• TASK REQUIREMENTS: With the pictures removed, write out the data below exactly.

[RECORDS SHOWN — start]

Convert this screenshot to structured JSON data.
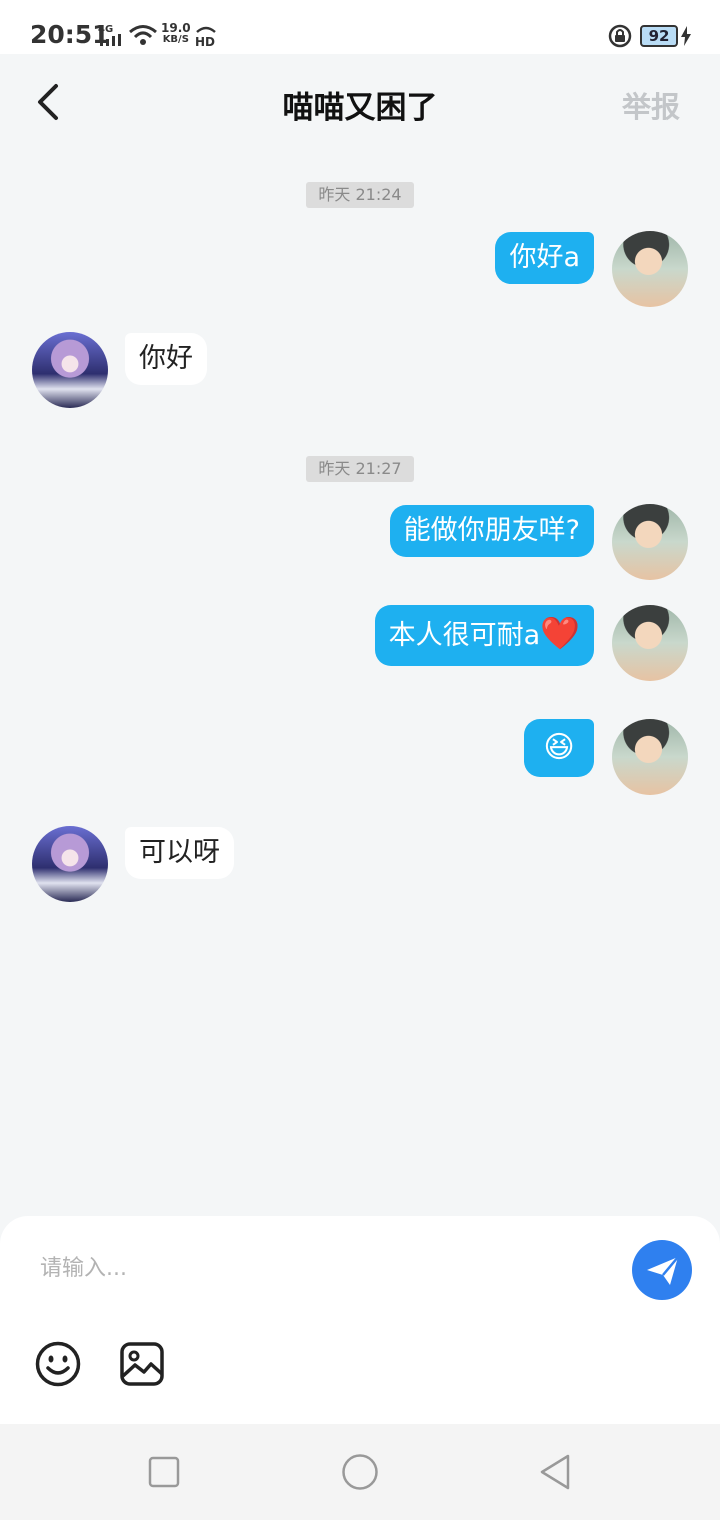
{
  "status_bar": {
    "time": "20:51",
    "network": "4G",
    "speed_value": "19.0",
    "speed_unit": "KB/S",
    "hd": "HD",
    "battery": "92"
  },
  "header": {
    "title": "喵喵又困了",
    "report": "举报"
  },
  "messages": [
    {
      "type": "timestamp",
      "text": "昨天 21:24"
    },
    {
      "type": "out",
      "text": "你好a"
    },
    {
      "type": "in",
      "text": "你好"
    },
    {
      "type": "timestamp",
      "text": "昨天 21:27"
    },
    {
      "type": "out",
      "text": "能做你朋友咩?"
    },
    {
      "type": "out",
      "text": "本人很可耐a",
      "emoji": "❤️"
    },
    {
      "type": "out",
      "emoji": "😆"
    },
    {
      "type": "in",
      "text": "可以呀"
    }
  ],
  "input": {
    "placeholder": "请输入..."
  },
  "colors": {
    "out_bubble": "#1eb0f0",
    "send_button": "#2f80ef"
  },
  "icons": [
    "back-arrow-icon",
    "send-icon",
    "emoji-icon",
    "image-icon",
    "recents-icon",
    "home-icon",
    "back-icon"
  ]
}
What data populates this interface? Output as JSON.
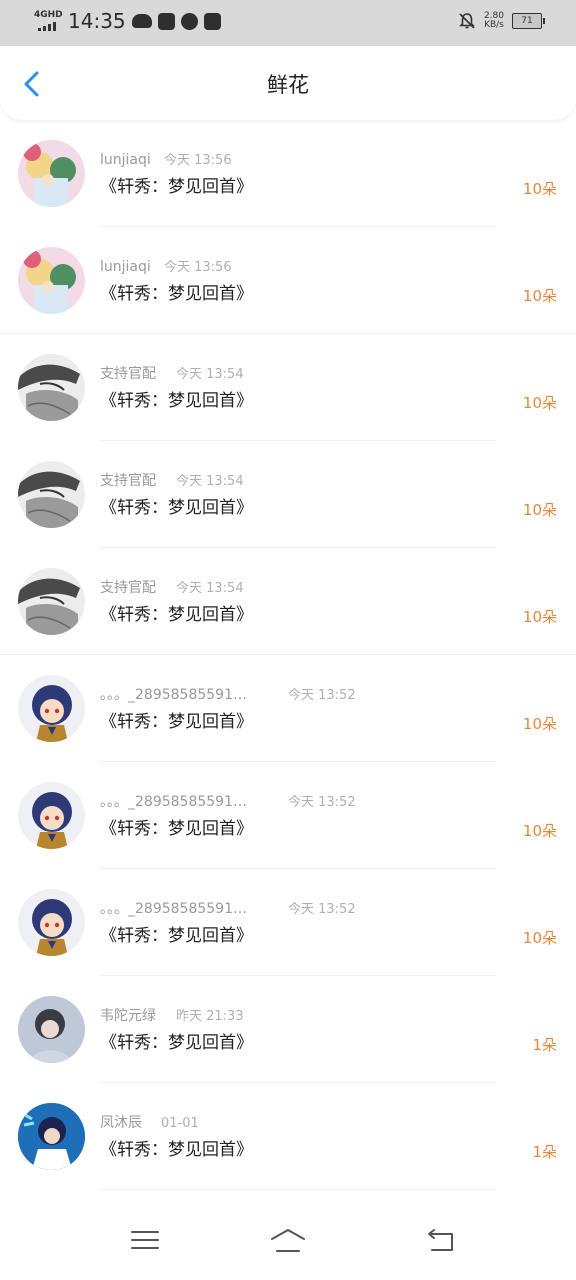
{
  "status_bar": {
    "network": "4GHD",
    "time": "14:35",
    "speed_value": "2.80",
    "speed_unit": "KB/s",
    "battery": "71"
  },
  "header": {
    "title": "鲜花",
    "back_icon": "chevron-left-icon",
    "accent_color": "#2b8ff0"
  },
  "gifts": [
    {
      "user": "lunjiaqi",
      "time": "今天 13:56",
      "work": "《轩秀：梦见回首》",
      "count": "10朵",
      "avatar": "anime-pair"
    },
    {
      "user": "lunjiaqi",
      "time": "今天 13:56",
      "work": "《轩秀：梦见回首》",
      "count": "10朵",
      "avatar": "anime-pair"
    },
    {
      "user": "支持官配",
      "time": "今天 13:54",
      "work": "《轩秀：梦见回首》",
      "count": "10朵",
      "avatar": "sketch"
    },
    {
      "user": "支持官配",
      "time": "今天 13:54",
      "work": "《轩秀：梦见回首》",
      "count": "10朵",
      "avatar": "sketch"
    },
    {
      "user": "支持官配",
      "time": "今天 13:54",
      "work": "《轩秀：梦见回首》",
      "count": "10朵",
      "avatar": "sketch"
    },
    {
      "user": "。。。_28958585591…",
      "time": "今天 13:52",
      "work": "《轩秀：梦见回首》",
      "count": "10朵",
      "avatar": "chibi"
    },
    {
      "user": "。。。_28958585591…",
      "time": "今天 13:52",
      "work": "《轩秀：梦见回首》",
      "count": "10朵",
      "avatar": "chibi"
    },
    {
      "user": "。。。_28958585591…",
      "time": "今天 13:52",
      "work": "《轩秀：梦见回首》",
      "count": "10朵",
      "avatar": "chibi"
    },
    {
      "user": "韦陀元绿",
      "time": "昨天 21:33",
      "work": "《轩秀：梦见回首》",
      "count": "1朵",
      "avatar": "photo"
    },
    {
      "user": "凤沐辰",
      "time": "01-01",
      "work": "《轩秀：梦见回首》",
      "count": "1朵",
      "avatar": "blue-art"
    }
  ],
  "colors": {
    "count": "#e8873a",
    "username": "#9a9a9a",
    "timestamp": "#b0b0b0"
  },
  "nav_bar": {
    "menu_icon": "menu-icon",
    "home_icon": "home-icon",
    "back_icon": "back-arrow-icon"
  }
}
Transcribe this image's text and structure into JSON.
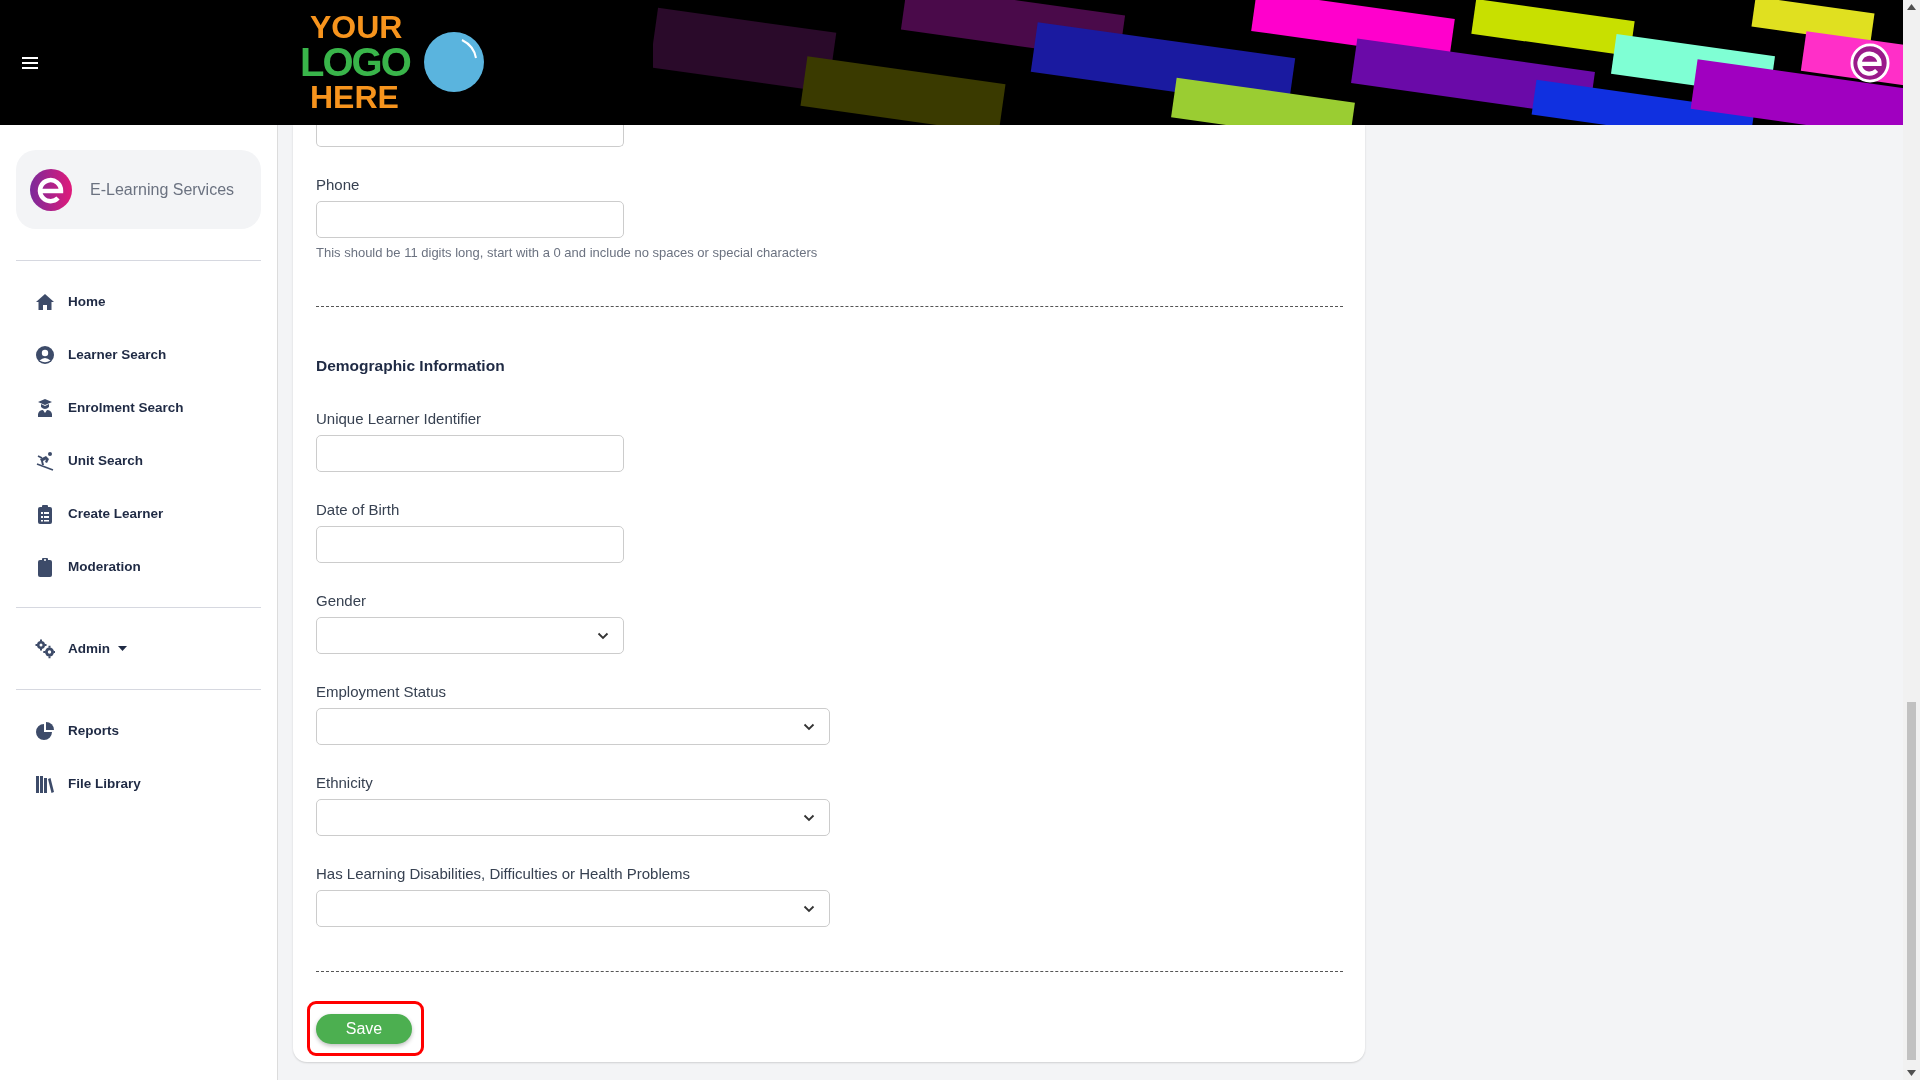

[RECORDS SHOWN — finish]

• ANSWER TO THIS TASK:
Convert this screenshot to structured JSON data.
{
  "status_bar": {
    "time": "20:51",
    "network": "4G",
    "speed_value": "19.0",
    "speed_unit": "KB/S",
    "hd": "HD",
    "battery": "92"
  },
  "header": {
    "title": "喵喵又困了",
    "report": "举报"
  },
  "messages": [
    {
      "type": "timestamp",
      "text": "昨天 21:24"
    },
    {
      "type": "out",
      "text": "你好a"
    },
    {
      "type": "in",
      "text": "你好"
    },
    {
      "type": "timestamp",
      "text": "昨天 21:27"
    },
    {
      "type": "out",
      "text": "能做你朋友咩?"
    },
    {
      "type": "out",
      "text": "本人很可耐a",
      "emoji": "❤️"
    },
    {
      "type": "out",
      "emoji": "😆"
    },
    {
      "type": "in",
      "text": "可以呀"
    }
  ],
  "input": {
    "placeholder": "请输入..."
  },
  "colors": {
    "out_bubble": "#1eb0f0",
    "send_button": "#2f80ef"
  },
  "icons": [
    "back-arrow-icon",
    "send-icon",
    "emoji-icon",
    "image-icon",
    "recents-icon",
    "home-icon",
    "back-icon"
  ]
}
What data populates this interface? Output as JSON.
{
  "status_bar": {
    "network": "4GHD",
    "time": "14:35",
    "speed_value": "2.80",
    "speed_unit": "KB/s",
    "battery": "71"
  },
  "header": {
    "title": "鲜花",
    "back_icon": "chevron-left-icon",
    "accent_color": "#2b8ff0"
  },
  "gifts": [
    {
      "user": "lunjiaqi",
      "time": "今天 13:56",
      "work": "《轩秀：梦见回首》",
      "count": "10朵",
      "avatar": "anime-pair"
    },
    {
      "user": "lunjiaqi",
      "time": "今天 13:56",
      "work": "《轩秀：梦见回首》",
      "count": "10朵",
      "avatar": "anime-pair"
    },
    {
      "user": "支持官配",
      "time": "今天 13:54",
      "work": "《轩秀：梦见回首》",
      "count": "10朵",
      "avatar": "sketch"
    },
    {
      "user": "支持官配",
      "time": "今天 13:54",
      "work": "《轩秀：梦见回首》",
      "count": "10朵",
      "avatar": "sketch"
    },
    {
      "user": "支持官配",
      "time": "今天 13:54",
      "work": "《轩秀：梦见回首》",
      "count": "10朵",
      "avatar": "sketch"
    },
    {
      "user": "。。。_28958585591…",
      "time": "今天 13:52",
      "work": "《轩秀：梦见回首》",
      "count": "10朵",
      "avatar": "chibi"
    },
    {
      "user": "。。。_28958585591…",
      "time": "今天 13:52",
      "work": "《轩秀：梦见回首》",
      "count": "10朵",
      "avatar": "chibi"
    },
    {
      "user": "。。。_28958585591…",
      "time": "今天 13:52",
      "work": "《轩秀：梦见回首》",
      "count": "10朵",
      "avatar": "chibi"
    },
    {
      "user": "韦陀元绿",
      "time": "昨天 21:33",
      "work": "《轩秀：梦见回首》",
      "count": "1朵",
      "avatar": "photo"
    },
    {
      "user": "凤沐辰",
      "time": "01-01",
      "work": "《轩秀：梦见回首》",
      "count": "1朵",
      "avatar": "blue-art"
    }
  ],
  "colors": {
    "count": "#e8873a",
    "username": "#9a9a9a",
    "timestamp": "#b0b0b0"
  },
  "nav_bar": {
    "menu_icon": "menu-icon",
    "home_icon": "home-icon",
    "back_icon": "back-arrow-icon"
  }
}
Transcribe this image's text and structure into JSON.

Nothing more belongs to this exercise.